Legumes like clover and alfalfa have the ability to fix atmospheric N because of their symbiotic relationship with rhizobium bacteria in the soil. Different legume species, different productivity levels and different growing conditions can affect the amount of N fixed, but on average productive legumes are able to fix 50 to 300 lbs. of N an acre every year.
Only a very small amount of this N is shared directly from legume to non-legume plants via mycelial networks in the soil. However, there are also dead roots, dead nodules and sloughed cells from legumes decomposing in the soil and adding N to it.
The majority of N fixed by legumes, however, is found in the top growth of the plants above the soil surface. This N can be made available to other forages through plant decomposition or consumption of the top growth (and subsequent defecation) by livestock.
“What we need if we’re going to rely on legumes for fixing nitrogen is a good productive stand that’s producing yield and is actively fixing nitrogen,” Grev said.
Typically, legumes need to make up greater than 30% of a stand on a dry matter basis to have a substantial contribution to the N fixation pool.
Fertilizer applications can have an impact on legume-to-grass ratios in a stand. Because they can’t produce their own N, addition of N fertilizer shifts the advantage to the grasses, while adding phosphorus and potassium typically favors legumes.

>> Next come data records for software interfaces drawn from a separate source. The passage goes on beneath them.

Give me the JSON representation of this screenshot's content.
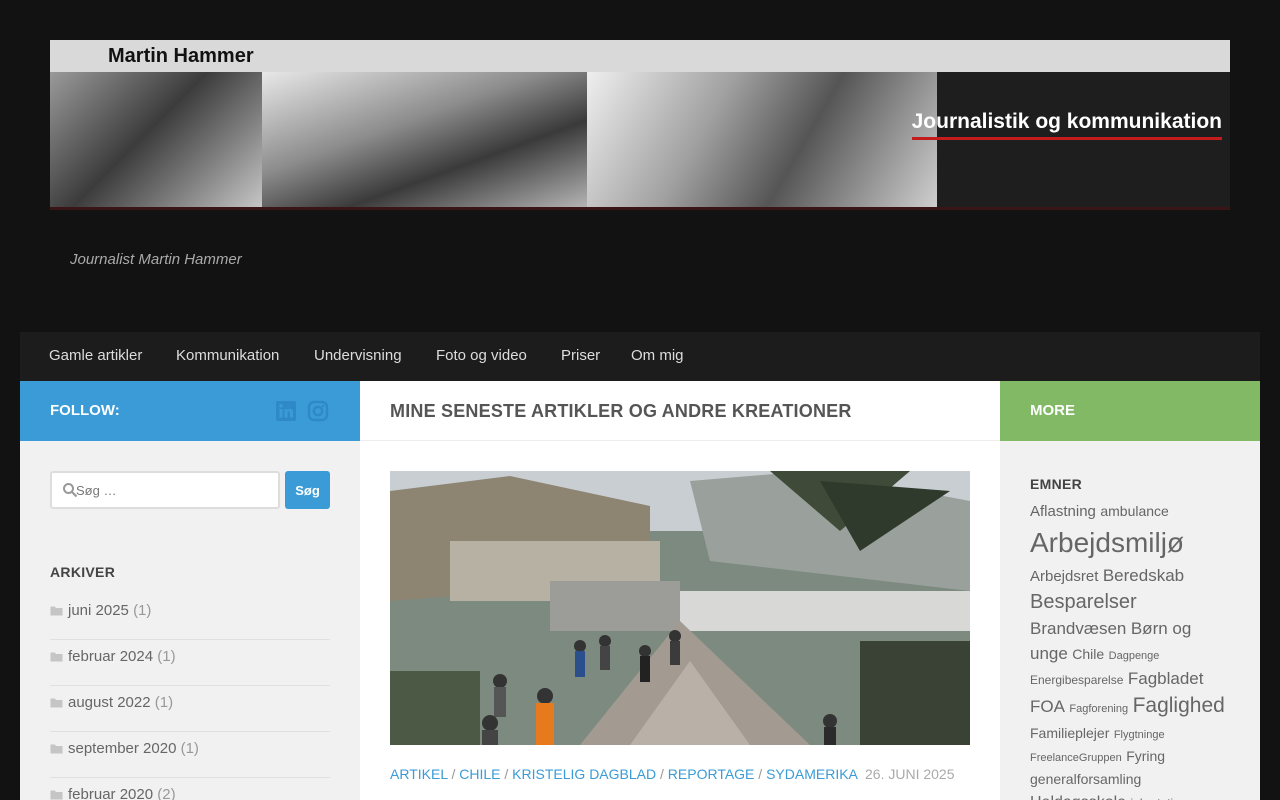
{
  "banner": {
    "name": "Martin Hammer",
    "tagline": "Journalistik og kommunikation"
  },
  "site": {
    "description": "Journalist Martin Hammer"
  },
  "nav": {
    "items": [
      "Gamle artikler",
      "Kommunikation",
      "Undervisning",
      "Foto og video",
      "Priser",
      "Om mig"
    ]
  },
  "follow": {
    "label": "FOLLOW:",
    "icons": [
      "linkedin-icon",
      "instagram-icon"
    ]
  },
  "page": {
    "title": "MINE SENESTE ARTIKLER OG ANDRE KREATIONER"
  },
  "more": {
    "label": "MORE"
  },
  "search": {
    "placeholder": "Søg …",
    "button_label": "Søg"
  },
  "archives": {
    "title": "ARKIVER",
    "items": [
      {
        "label": "juni 2025",
        "count": "(1)"
      },
      {
        "label": "februar 2024",
        "count": "(1)"
      },
      {
        "label": "august 2022",
        "count": "(1)"
      },
      {
        "label": "september 2020",
        "count": "(1)"
      },
      {
        "label": "februar 2020",
        "count": "(2)"
      }
    ]
  },
  "post": {
    "categories": [
      "ARTIKEL",
      "CHILE",
      "KRISTELIG DAGBLAD",
      "REPORTAGE",
      "SYDAMERIKA"
    ],
    "separator": "/",
    "date": "26. JUNI 2025"
  },
  "emner": {
    "title": "EMNER",
    "tags": [
      {
        "label": "Aflastning",
        "size": 15
      },
      {
        "label": "ambulance",
        "size": 14
      },
      {
        "label": "Arbejdsmiljø",
        "size": 28
      },
      {
        "label": "Arbejdsret",
        "size": 15
      },
      {
        "label": "Beredskab",
        "size": 17
      },
      {
        "label": "Besparelser",
        "size": 20
      },
      {
        "label": "Brandvæsen",
        "size": 17
      },
      {
        "label": "Børn og unge",
        "size": 17
      },
      {
        "label": "Chile",
        "size": 14
      },
      {
        "label": "Dagpenge",
        "size": 11
      },
      {
        "label": "Energibesparelse",
        "size": 12
      },
      {
        "label": "Fagbladet",
        "size": 17
      },
      {
        "label": "FOA",
        "size": 17
      },
      {
        "label": "Fagforening",
        "size": 11
      },
      {
        "label": "Faglighed",
        "size": 21
      },
      {
        "label": "Familieplejer",
        "size": 14
      },
      {
        "label": "Flygtninge",
        "size": 11
      },
      {
        "label": "FreelanceGruppen",
        "size": 11
      },
      {
        "label": "Fyring",
        "size": 14
      },
      {
        "label": "generalforsamling",
        "size": 14
      },
      {
        "label": "Heldagsskole",
        "size": 16
      },
      {
        "label": "jobrotation",
        "size": 12
      }
    ]
  },
  "colors": {
    "accent_blue": "#3a9bd6",
    "accent_green": "#82b965",
    "background": "#121212",
    "linkedin": "#2f89c8",
    "instagram": "#2f89c8"
  }
}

“Among other things, you can use your fertility strategy and your fertilization to help maintain a larger grass component or a larger legume component within a given stand,” Grev said.
by Sonja Heyck-Merlin